Tag Archives: astrophysics

Time is A One Way Street…

TimeThe June 2008 issue of Scientific American sets out to answer a very perplexing question:

Why does time only move forward?

To find the answer, according to Sci-Am and Mr. Sean M. Carroll, we have to start looking at a very unlikely place:

To account for it, we have to delve into the prehistory of the universe, to a time before the big bang. Our universe may be part of a much larger multiverse, which as a whole is time-symmetric. Time may run backward in other universes.

The article is filled with high-end physics and a bit of science jargon, but Mr. Caroll puts uses neat little analogies to explain difficult concepts:

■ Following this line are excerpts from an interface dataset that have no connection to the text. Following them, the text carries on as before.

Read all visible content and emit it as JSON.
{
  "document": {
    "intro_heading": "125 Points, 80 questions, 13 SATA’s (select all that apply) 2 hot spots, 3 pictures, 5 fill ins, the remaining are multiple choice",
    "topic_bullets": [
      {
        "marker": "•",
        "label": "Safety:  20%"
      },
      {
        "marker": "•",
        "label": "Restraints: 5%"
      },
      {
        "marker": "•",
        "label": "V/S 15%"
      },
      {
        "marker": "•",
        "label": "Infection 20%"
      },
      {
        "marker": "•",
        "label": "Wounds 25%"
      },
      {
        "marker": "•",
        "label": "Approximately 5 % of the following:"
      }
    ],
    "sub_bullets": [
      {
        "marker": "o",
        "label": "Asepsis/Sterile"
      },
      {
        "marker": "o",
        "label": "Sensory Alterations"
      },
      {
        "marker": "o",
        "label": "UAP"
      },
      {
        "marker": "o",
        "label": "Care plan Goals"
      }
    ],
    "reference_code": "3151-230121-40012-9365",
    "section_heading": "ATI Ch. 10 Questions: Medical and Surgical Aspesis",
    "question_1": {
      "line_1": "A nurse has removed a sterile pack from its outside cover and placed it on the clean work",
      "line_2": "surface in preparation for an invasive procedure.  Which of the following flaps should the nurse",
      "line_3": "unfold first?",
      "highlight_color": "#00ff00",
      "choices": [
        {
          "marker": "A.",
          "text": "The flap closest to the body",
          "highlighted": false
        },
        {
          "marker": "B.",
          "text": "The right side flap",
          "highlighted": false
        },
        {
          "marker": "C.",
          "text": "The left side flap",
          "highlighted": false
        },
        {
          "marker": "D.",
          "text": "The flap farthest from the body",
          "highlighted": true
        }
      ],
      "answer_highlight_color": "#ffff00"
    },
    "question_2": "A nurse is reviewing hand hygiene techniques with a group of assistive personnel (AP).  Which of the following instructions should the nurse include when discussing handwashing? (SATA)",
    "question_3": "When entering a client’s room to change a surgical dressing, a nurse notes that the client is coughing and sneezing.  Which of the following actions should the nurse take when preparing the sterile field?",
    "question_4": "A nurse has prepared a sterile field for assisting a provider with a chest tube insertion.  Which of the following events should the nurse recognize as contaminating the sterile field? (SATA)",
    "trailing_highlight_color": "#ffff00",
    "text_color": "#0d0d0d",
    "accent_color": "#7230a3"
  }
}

The asymmetry of time, the arrow that points from past to future, plays an unmistakable role in our everyday lives: it accounts for why we cannot turn an omelet into an egg, why ice cubes never spontaneously unmelt in a glass of water, and why we remember the past but not the future. And the origin of the asymmetry we experience can be traced…back to the orderliness of the universe near the big bang. Every time you break an egg, you are doing observational cosmology.

All in all, it’s a very interesting article and well worth a read. Some of the concepts used in the article are highly science fictional and are prime idea fodder for stories about multiverses and time travel. In fact, for those who’ve read River of Gods, may recognize the inspiration for ideas in that novel presented in this article. [image by gadl]

Black Holes in the sky, Black Holes in the internet

Three black holes interact in complex waysA mix of two stories about completely different types of Black Holes today. First, researchers at the Rochester Institute of Technology found that interactions between three black holes should produce gravitational waves that detectors like LISA or LIGO could detect within the next ten years. Gravitational Waves are ‘ripples’ in Space-Time caused by massive objects and events and could tell us a great deal about the big bang.

Another kind of black hole in the news is the ‘internet black hole’. Researchers for the Hubble internet project found distinct pathways on the internet where data was lost for unexplainable reasons. The project, which you can see the results of at their website, was intentionally named after the famous astronomer and telescope. The researchers say they are performing ‘internet astronomy’, looking for events in the cosmos of data that is the internet.

[image by M Campanelli/L Carlos/Y Zlochower/H-P Bischof, that plus space story via New Scientist, internet story via TG Daily]

Alpha Centauri ‘should have an Earth-like planet’

An artist’s impression of an earth-like planet around Alpha CentauriAlpha Centauri is the closest star system to our own but with a bonus: there are three stars rather than one. It’s also one of the best chances we know in the local area to have a planet similar to Earth capable of developing life like ours.

If any planet were to harbour earth-like life in the three-star system, it would likely be around Alpha Centauri A, which is most similar to the sun. However astronomer Javier Guedes and his coauthors believe that Alpha Centauri B is likely to have terrestrial planets in its habitable region. Based on computer simulations of planet formation, Guedes and his team found that no matter what starting conditions, a terrestrial planet always formed around the star. By studying the ‘wobbles’ the planet causes on its parent star, the team reckon they could find any potential planets within a few years.

[story via Daily Galaxy, image via Solstation]

First images from the Large Binocular Telescope

The first of many images by the new telescope

The Large Binocular Telescope in Arizona has ‘opened its eyes’ for the first time, marking one of the first in a new wave of high-tech astronomical devices to come online. The LBT combines two 8m mirrors working in tandem to take pictures of the sky in a wide range of wavelengths at resolutions higher than that of Hubble.

Another couple of new telescopes, Herschel and Planck, will come online this year following their launch into space in April. Laser Interferometer LISA, which measures the bending of space time, has been given the go ahead but won’t be ready for a decade. A spate of advanced telescopes are in planning and construction, taking advantage of the computer advances of the last decade to give more accurate and detailed pictures of the sky than ever before.

[story and image via BBC]

Asteroid may hit Mars at end of January

The asteroid is part of a small group of rocks that cross both Earth and Mars orbitsIf you’ve watched Deep Impact and Armageddon a hundred times and still want to know what a real asteroid impact would look like, mark January 30th 2008 on your calenders. On that date, the path of Asteroid 2007 WD5 passes perilously close to our neighbour Mars and may or may not hit it.

The NEO (near-earth object) was found in November and marked because it also passes close to Earth. Analysis of its path say there’s a 1 in 75 chance the 50m rock will impact on the red planet, causing a crater up to half a mile wide.

[via Chris Mckitterick, image by NASA]